YOUR ASSIGNMENT
Entries follow. Return each line that contains the word "poster".
(EXCERPTED DATA begins)
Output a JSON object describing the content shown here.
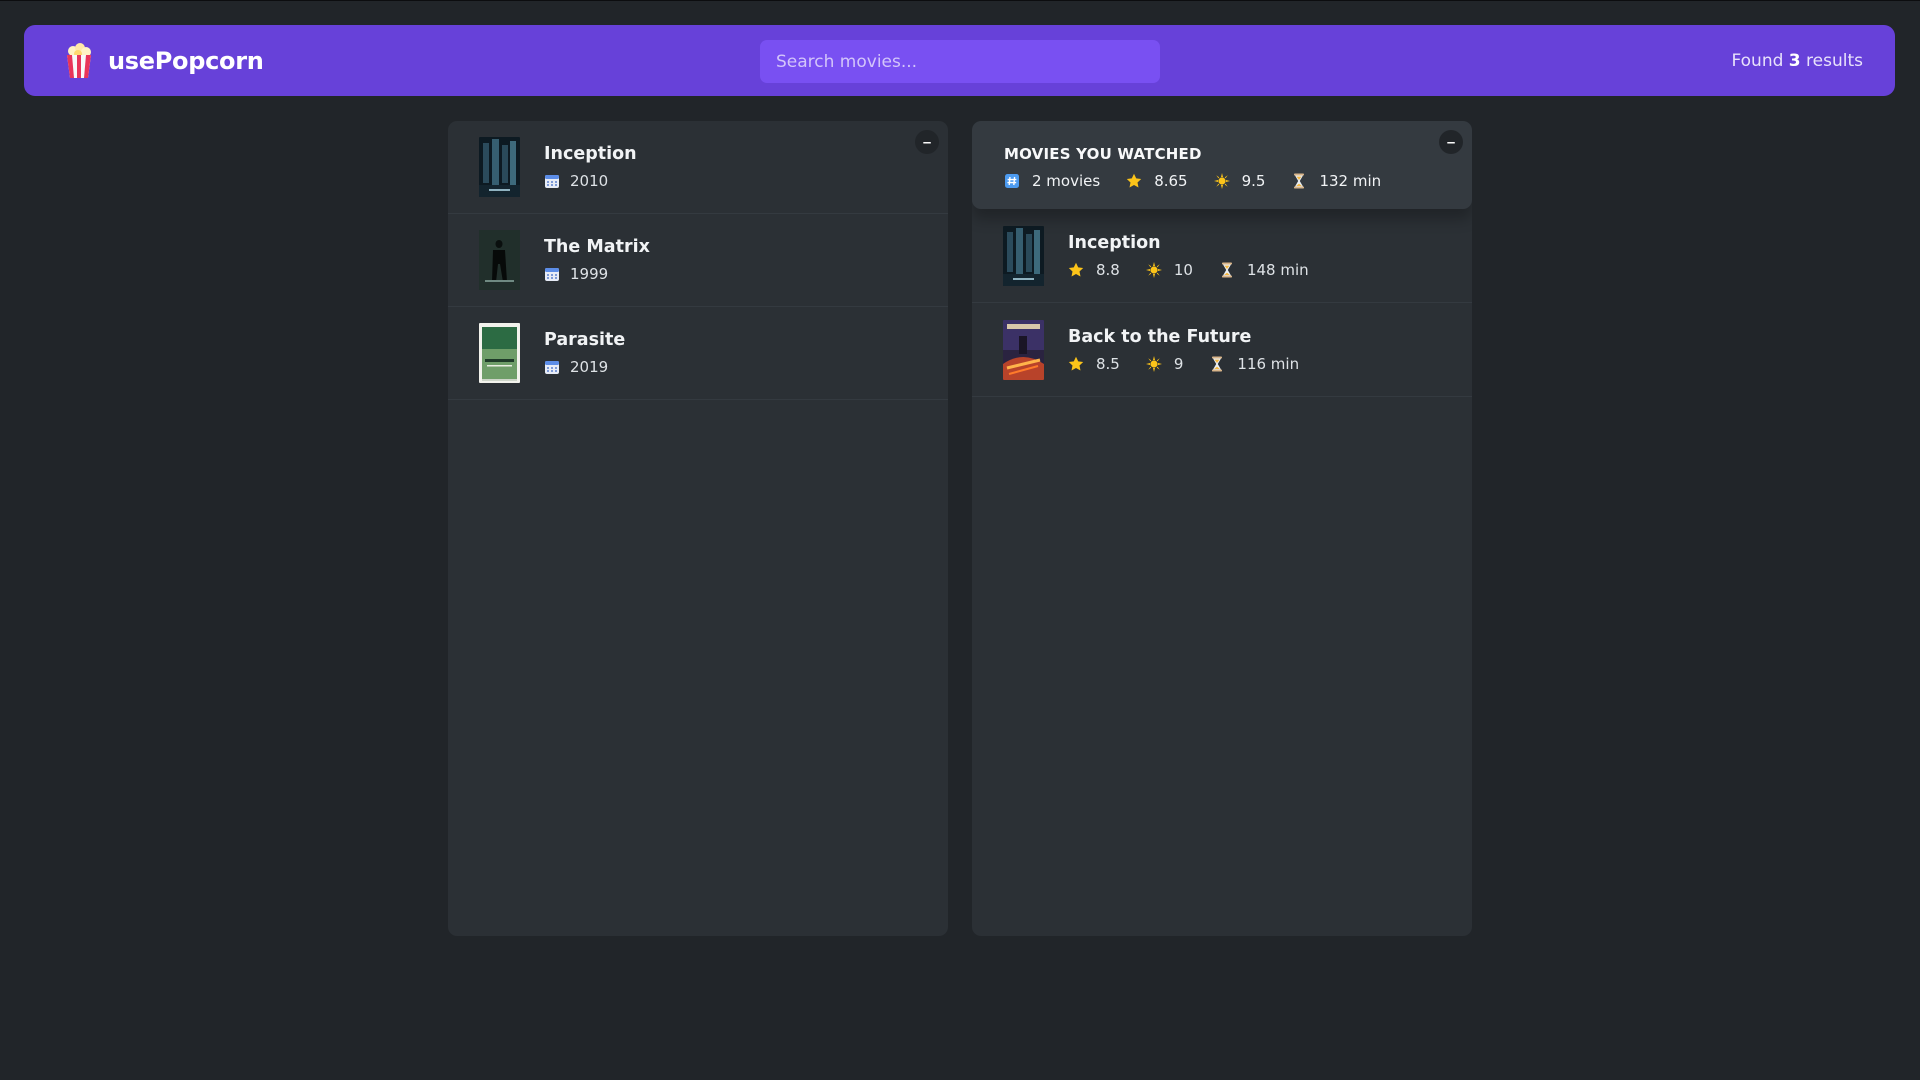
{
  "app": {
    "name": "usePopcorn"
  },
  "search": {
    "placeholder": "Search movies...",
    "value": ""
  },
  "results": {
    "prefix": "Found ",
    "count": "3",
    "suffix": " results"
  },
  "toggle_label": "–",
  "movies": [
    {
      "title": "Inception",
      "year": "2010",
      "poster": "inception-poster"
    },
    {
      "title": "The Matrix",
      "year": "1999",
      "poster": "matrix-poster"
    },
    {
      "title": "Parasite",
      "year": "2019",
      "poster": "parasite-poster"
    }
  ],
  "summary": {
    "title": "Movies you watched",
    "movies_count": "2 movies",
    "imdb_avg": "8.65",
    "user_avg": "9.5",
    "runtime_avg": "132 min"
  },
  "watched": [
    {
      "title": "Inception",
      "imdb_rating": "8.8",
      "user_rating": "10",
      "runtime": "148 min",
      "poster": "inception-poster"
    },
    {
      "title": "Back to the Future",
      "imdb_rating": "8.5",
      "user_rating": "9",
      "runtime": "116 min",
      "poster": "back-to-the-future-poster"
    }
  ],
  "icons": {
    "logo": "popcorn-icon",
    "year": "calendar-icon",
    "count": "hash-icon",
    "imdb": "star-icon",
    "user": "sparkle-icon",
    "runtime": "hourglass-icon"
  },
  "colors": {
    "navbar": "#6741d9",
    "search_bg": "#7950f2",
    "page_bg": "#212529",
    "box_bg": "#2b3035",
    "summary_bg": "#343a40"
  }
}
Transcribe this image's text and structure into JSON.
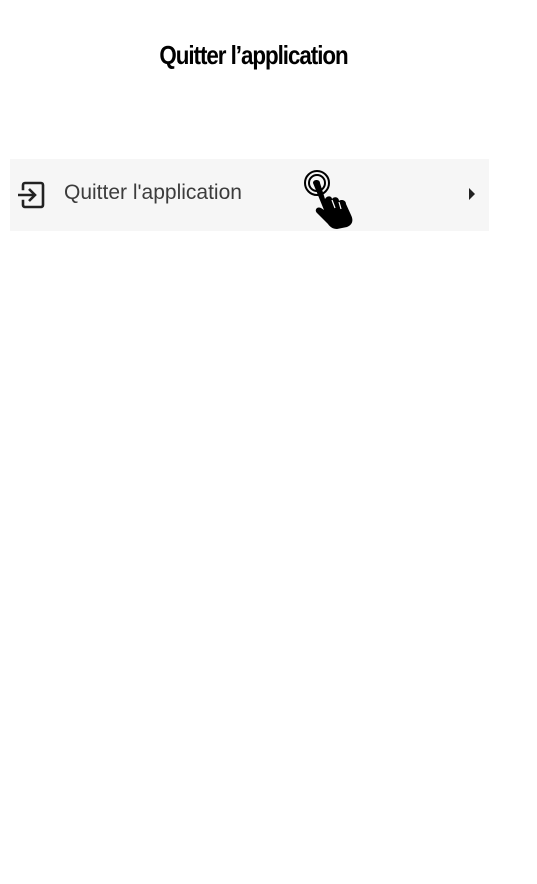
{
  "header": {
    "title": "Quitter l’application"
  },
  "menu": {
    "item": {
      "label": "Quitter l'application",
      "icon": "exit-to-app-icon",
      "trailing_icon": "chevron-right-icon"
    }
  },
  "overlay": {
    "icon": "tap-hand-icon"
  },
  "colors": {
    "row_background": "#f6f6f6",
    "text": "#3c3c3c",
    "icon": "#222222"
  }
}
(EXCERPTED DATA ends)
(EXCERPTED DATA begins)
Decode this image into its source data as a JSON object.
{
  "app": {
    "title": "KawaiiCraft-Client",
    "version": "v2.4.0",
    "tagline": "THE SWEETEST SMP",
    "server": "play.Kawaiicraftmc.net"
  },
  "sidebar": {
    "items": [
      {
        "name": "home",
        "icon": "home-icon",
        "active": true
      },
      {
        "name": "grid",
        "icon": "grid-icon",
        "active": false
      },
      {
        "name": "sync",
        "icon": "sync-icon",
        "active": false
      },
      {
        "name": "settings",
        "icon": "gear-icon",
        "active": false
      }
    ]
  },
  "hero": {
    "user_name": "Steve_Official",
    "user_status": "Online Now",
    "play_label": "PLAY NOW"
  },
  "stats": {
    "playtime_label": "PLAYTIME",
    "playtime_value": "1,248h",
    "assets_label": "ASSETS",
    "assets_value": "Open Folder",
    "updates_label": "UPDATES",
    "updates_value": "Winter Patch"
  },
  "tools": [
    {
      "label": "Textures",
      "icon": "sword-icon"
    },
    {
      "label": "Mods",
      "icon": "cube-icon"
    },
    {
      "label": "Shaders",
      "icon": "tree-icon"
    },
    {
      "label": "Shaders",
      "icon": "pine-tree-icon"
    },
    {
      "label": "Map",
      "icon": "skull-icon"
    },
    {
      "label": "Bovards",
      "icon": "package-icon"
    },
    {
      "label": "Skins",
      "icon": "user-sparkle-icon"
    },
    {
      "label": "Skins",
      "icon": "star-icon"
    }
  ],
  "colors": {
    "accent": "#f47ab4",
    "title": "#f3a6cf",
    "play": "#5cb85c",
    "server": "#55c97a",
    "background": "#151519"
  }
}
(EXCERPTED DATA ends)
SOLUTION TO THE PROBLEM
      "poster": "inception-poster"
      "poster": "matrix-poster"
      "poster": "parasite-poster"
      "poster": "inception-poster"
      "poster": "back-to-the-future-poster"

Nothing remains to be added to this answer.